#### [Requirement]
Could you report every line of the listing below that holds the word "JSON"?

#### [Source records]
>>>

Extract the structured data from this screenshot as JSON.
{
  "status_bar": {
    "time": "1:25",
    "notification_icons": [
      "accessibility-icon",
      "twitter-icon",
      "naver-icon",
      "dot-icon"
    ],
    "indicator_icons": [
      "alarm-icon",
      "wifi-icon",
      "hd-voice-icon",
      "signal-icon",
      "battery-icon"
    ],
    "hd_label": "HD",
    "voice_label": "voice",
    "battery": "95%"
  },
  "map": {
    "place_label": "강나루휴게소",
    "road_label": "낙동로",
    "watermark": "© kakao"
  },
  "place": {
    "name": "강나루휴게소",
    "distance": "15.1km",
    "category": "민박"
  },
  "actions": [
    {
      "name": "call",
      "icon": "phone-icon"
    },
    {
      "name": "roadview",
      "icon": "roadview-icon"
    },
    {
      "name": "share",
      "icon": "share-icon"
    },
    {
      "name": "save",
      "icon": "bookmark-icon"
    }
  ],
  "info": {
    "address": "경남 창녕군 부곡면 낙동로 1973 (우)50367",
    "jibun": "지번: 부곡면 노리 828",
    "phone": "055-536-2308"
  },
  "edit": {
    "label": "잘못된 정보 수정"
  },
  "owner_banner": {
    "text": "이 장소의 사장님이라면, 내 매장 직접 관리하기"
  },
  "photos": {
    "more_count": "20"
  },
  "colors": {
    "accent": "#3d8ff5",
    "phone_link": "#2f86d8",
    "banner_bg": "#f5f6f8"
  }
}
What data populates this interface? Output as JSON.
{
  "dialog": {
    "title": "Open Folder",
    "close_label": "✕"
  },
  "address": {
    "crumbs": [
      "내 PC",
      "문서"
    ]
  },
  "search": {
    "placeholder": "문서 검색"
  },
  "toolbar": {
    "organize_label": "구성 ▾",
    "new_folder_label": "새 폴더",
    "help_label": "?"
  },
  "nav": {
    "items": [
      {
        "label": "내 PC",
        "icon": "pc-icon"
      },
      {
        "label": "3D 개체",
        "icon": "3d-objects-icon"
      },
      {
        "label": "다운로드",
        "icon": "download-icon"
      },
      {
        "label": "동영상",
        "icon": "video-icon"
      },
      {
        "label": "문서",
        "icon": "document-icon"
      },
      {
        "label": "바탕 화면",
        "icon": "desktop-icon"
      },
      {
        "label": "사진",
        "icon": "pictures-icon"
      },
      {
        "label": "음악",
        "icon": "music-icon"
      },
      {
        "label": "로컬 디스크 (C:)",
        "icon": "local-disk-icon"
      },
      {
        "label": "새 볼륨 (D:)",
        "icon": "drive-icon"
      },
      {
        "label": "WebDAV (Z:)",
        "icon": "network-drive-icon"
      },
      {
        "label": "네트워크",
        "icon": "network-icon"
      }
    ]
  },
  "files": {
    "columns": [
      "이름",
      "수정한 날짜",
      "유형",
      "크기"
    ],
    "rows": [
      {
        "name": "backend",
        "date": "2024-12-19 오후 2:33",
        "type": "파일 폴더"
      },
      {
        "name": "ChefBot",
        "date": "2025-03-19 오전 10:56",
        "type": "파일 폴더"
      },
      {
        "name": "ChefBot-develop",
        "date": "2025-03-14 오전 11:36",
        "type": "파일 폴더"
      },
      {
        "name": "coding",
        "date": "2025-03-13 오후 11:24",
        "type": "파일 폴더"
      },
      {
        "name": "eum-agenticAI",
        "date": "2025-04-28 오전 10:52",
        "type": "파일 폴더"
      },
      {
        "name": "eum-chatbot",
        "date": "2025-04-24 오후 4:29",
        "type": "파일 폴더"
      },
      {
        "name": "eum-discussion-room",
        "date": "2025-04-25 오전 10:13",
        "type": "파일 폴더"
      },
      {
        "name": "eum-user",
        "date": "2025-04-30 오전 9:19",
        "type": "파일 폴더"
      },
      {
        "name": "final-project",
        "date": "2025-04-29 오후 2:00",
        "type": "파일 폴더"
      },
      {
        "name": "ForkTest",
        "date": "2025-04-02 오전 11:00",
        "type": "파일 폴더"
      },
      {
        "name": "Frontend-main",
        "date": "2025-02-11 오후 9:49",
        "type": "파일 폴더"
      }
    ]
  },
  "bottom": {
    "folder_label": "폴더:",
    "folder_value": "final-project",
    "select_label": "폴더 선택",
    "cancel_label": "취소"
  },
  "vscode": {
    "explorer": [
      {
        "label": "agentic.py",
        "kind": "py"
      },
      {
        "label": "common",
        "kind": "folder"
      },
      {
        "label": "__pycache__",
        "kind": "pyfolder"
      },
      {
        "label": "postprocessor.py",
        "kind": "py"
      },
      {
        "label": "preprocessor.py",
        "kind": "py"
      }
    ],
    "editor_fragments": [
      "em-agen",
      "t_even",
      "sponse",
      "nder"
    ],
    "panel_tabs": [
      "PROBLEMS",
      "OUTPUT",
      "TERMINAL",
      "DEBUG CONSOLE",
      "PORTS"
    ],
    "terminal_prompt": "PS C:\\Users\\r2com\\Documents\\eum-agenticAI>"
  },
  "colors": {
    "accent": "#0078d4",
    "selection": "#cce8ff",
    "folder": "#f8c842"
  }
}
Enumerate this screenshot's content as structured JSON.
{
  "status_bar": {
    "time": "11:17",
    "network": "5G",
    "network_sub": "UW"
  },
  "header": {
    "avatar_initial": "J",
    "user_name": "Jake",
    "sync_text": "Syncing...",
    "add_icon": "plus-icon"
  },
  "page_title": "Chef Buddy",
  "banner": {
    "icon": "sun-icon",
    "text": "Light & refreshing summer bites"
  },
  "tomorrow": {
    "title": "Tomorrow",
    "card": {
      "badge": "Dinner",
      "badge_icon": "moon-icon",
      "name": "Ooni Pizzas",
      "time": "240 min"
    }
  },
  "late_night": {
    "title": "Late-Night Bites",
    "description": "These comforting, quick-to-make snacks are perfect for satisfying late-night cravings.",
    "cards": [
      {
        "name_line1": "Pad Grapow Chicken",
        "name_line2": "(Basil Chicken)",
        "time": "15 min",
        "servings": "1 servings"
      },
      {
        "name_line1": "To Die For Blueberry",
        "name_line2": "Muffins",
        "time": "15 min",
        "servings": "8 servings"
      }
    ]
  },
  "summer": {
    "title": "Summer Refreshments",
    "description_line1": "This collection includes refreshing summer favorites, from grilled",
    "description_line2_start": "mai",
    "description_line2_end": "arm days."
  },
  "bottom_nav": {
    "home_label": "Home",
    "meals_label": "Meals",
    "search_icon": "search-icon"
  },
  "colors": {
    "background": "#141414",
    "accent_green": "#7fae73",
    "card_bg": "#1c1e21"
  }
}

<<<

#### [Exercise response]
Extract the structured data from this screenshot as JSON.
What data populates this interface? Output as JSON.
Enumerate this screenshot's content as structured JSON.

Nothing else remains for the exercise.